In this post, we will look at planning from the perspective of business managers. The five-step process below explains how managers plan. While considering this we will look at how teachers address planning in a slightly different way.
- Developing Awareness of Current Situation
Before plans can be made a manager must be aware of the current state of the context. Developing this knowledge of the current state of the situation is called developing awareness. It is hard to plan when one does not know what is already going on. Within education, a needs assessment is sometimes used to develop a map of the current challenges the institution is facing
Once a manager has an idea of what is going on within the setting for which they are needed for decision making they can now move to actually develop a plan.
2. Establishing Outcome(s)
Step two involves making outcome statements. Outcome statements explain where the team is trying to go or is heading. These statements are end statements that indicate how things should be different once the plan is over. An example of an outcome statement would be “improving customer retention by ten percent.” This statement clearly has something that can be measured and thus can be used as an outcome.
In education, it is common for teachers to have goals and objectives. Goals tend to be broader and unmeasurable but still serve the function of guiding a teacher. A simple example of a goal would be “be the best.” On the surface, this statement does not have meaning have much meaning but it does establish a general sense of direction. Objectives are much more narrow but easily measured. An example of an objective would be “after training, the salesmen in appliances will boost sales of appliances by 10% within 6 months. In this example, everything seems to be laid out. When planning is focused on goals and action it is called goal planning.

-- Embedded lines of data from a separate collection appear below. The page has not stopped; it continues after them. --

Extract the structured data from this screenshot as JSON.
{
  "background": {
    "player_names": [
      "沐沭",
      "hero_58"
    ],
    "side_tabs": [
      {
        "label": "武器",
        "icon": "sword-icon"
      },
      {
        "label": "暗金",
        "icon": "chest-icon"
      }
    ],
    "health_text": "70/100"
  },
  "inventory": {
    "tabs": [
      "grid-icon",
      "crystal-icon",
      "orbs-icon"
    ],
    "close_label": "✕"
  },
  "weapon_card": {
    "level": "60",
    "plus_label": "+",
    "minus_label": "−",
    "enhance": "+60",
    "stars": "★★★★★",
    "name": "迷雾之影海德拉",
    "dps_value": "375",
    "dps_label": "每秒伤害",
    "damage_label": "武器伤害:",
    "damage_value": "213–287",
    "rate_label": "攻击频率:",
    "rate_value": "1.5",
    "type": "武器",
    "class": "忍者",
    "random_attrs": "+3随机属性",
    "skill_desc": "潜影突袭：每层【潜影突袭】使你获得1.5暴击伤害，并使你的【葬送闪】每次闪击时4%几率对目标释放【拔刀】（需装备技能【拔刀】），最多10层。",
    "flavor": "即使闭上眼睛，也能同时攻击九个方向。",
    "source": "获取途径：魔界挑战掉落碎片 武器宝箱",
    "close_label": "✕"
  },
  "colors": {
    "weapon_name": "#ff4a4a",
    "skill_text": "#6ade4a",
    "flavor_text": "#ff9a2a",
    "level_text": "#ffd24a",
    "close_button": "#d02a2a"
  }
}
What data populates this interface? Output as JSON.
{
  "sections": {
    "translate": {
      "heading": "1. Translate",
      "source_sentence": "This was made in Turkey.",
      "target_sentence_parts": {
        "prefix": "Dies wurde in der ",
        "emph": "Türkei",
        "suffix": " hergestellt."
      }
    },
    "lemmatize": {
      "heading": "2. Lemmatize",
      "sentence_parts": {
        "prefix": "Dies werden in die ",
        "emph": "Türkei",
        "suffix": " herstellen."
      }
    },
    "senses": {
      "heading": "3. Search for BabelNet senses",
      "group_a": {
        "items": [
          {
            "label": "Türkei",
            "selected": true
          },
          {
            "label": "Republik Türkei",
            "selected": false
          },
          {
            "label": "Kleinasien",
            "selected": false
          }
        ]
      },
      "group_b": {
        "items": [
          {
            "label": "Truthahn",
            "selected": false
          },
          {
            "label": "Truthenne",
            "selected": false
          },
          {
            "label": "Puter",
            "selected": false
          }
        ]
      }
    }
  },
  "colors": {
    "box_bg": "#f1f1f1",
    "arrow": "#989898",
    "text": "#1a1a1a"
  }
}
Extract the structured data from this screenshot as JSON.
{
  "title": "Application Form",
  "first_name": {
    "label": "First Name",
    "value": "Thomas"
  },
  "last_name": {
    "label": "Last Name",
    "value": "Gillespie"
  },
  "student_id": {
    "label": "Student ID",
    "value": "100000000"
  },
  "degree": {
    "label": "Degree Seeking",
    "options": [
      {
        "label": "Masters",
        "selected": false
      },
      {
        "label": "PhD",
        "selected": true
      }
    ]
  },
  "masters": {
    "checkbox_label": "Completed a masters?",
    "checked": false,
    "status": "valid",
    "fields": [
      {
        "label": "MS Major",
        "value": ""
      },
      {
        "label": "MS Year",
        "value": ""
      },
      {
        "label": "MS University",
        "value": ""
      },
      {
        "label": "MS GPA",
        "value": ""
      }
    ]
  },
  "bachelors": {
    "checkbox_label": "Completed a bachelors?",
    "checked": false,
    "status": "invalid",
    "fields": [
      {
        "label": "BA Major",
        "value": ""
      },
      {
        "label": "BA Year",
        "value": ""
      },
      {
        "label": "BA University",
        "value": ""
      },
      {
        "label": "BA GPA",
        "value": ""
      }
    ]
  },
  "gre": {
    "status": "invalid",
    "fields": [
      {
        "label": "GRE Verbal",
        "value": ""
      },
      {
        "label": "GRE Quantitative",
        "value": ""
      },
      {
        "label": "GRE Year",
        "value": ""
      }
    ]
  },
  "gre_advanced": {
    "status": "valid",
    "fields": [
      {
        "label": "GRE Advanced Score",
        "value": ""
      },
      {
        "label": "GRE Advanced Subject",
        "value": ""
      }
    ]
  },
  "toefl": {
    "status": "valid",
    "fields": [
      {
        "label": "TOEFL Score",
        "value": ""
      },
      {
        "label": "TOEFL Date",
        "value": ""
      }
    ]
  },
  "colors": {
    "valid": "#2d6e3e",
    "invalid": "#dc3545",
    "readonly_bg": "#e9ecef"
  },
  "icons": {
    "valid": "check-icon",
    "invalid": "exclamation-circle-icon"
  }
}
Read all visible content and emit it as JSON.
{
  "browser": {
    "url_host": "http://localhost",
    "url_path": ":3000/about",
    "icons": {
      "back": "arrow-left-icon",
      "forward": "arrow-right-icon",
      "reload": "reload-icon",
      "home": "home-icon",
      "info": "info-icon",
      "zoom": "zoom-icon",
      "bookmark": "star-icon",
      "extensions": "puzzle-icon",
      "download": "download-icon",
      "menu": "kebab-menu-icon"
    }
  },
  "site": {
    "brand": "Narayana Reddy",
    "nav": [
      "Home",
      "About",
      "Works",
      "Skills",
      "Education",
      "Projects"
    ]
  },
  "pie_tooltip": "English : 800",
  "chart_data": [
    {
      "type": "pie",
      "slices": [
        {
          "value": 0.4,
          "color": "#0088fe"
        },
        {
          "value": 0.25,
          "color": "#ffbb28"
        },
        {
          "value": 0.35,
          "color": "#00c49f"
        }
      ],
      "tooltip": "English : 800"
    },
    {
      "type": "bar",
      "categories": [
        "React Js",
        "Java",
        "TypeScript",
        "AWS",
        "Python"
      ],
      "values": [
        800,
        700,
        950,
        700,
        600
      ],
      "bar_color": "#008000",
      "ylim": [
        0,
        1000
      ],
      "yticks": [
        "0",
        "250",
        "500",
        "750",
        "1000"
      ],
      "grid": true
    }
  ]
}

Premising involves analyzing the assumptions that managers have about the current plan. In addition, premising can be used to determine what resources and materials are needed to complete the plan.
For example, a manager is planning to place their kitchen supplies on sale. Obviously, the manager is assuming they have enough supply of kitchen supplies that a sale is warranted. In addition, the manager is also assuming they can advertise on the days they want. These assumptions need to be checked because assuming them could be disastrous.
In education premising is not as common in the middle of the context as it is in the very first step.
4. Course of Action
In step 4, a manager starts to determine how to move their team from the current state to the outcome state. This can involve creating action statements which are statements that indicate the way a goal will be achieved. For example, if an organization is trying to boost sales an action statement might involve sending people for training in new products. In other words, product training is the action for achieving the outcome of increased sales.
The ideas in this process are highly similar to what is done in education. Instead of an action statement. The main difference is terminology in which education is focused on objectives while management is focused on action statements.
5. Supportive Plans
Supportive plans are additional plans that help to achieve a larger plan. For example, it was mentioned how workers might need training to boost sales. Boosting sales is the main plan but it might be needed to make a supportive plan to get workers trained on new products.
Teachers might make supportive plans on accident and probably don’t see or consider them as supportive plans. For example, if a teacher is teaching math that is too difficult for the students, the teacher might make a supportive plan to provide remedial reteaching to help catch the students up.
Planning is a critical part of management. Teaching involves extensive planning. The goal here was simply to show a different way of planning as derived from the business world. The ideas presented here may be useful for some.